__Try it__
The response should hold each line from the entries below where "dried" is found.

__Extracted data__

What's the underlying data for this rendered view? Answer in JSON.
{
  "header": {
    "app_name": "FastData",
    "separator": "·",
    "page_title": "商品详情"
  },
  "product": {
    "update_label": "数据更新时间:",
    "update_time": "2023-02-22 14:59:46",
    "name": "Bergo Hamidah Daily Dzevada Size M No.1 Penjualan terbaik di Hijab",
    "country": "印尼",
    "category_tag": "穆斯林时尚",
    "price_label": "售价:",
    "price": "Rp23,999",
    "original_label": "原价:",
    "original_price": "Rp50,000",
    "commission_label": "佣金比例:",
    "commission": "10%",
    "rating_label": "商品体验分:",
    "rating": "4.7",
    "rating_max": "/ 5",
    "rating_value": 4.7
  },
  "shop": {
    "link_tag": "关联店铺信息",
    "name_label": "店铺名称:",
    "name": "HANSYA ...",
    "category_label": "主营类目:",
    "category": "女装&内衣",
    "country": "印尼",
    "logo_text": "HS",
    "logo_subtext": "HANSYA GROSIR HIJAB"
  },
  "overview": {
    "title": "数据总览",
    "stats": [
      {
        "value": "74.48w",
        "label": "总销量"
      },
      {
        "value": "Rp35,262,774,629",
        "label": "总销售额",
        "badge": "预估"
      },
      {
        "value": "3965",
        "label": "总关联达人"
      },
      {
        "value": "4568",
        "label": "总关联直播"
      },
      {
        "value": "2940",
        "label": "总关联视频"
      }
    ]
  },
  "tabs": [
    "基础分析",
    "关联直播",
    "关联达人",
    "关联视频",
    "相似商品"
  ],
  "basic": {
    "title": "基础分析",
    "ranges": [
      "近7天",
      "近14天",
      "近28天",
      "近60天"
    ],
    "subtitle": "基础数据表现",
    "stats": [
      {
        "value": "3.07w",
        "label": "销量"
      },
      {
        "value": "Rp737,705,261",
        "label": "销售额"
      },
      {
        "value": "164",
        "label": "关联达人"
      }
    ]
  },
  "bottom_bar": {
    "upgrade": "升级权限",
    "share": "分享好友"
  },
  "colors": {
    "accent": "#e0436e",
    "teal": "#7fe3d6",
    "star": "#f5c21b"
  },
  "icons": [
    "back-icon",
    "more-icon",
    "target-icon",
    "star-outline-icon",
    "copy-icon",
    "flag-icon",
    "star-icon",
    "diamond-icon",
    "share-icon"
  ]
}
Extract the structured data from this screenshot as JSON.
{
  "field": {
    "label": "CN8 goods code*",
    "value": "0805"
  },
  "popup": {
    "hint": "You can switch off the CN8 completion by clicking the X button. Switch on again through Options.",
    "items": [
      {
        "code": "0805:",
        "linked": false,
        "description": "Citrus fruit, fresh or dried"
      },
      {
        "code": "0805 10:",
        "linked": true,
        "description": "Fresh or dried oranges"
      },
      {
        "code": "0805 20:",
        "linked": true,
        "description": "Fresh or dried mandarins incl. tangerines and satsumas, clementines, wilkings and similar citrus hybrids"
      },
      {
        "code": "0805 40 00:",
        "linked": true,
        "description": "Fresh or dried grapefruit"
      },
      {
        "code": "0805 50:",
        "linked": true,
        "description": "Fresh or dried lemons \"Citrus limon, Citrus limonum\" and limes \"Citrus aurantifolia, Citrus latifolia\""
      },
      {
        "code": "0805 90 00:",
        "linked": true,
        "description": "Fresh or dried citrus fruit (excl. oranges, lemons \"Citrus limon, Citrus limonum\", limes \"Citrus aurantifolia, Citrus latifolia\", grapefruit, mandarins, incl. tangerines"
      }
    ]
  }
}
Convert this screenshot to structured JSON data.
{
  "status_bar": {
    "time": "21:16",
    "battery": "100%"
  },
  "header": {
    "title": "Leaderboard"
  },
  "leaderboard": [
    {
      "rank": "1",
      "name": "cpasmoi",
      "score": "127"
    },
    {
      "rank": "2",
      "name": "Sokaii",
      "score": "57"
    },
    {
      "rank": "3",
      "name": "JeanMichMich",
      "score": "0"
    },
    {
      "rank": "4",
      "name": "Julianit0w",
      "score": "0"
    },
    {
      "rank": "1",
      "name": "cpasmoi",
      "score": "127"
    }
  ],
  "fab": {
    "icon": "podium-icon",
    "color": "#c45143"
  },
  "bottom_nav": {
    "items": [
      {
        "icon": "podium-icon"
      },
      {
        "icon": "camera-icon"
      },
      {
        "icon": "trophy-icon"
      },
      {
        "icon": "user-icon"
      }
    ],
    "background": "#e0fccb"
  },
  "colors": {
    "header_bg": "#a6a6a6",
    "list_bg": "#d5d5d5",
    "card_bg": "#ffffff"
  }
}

__Answer section__
        "description": "Citrus fruit, fresh or dried"
        "description": "Fresh or dried oranges"
        "description": "Fresh or dried mandarins incl. tangerines and satsumas, clementines, wilkings and similar citrus hybrids"
        "description": "Fresh or dried grapefruit"
        "description": "Fresh or dried lemons \"Citrus limon, Citrus limonum\" and limes \"Citrus aurantifolia, Citrus latifolia\""
        "description": "Fresh or dried citrus fruit (excl. oranges, lemons \"Citrus limon, Citrus limonum\", limes \"Citrus aurantifolia, Citrus latifolia\", grapefruit, mandarins, incl. tangerines"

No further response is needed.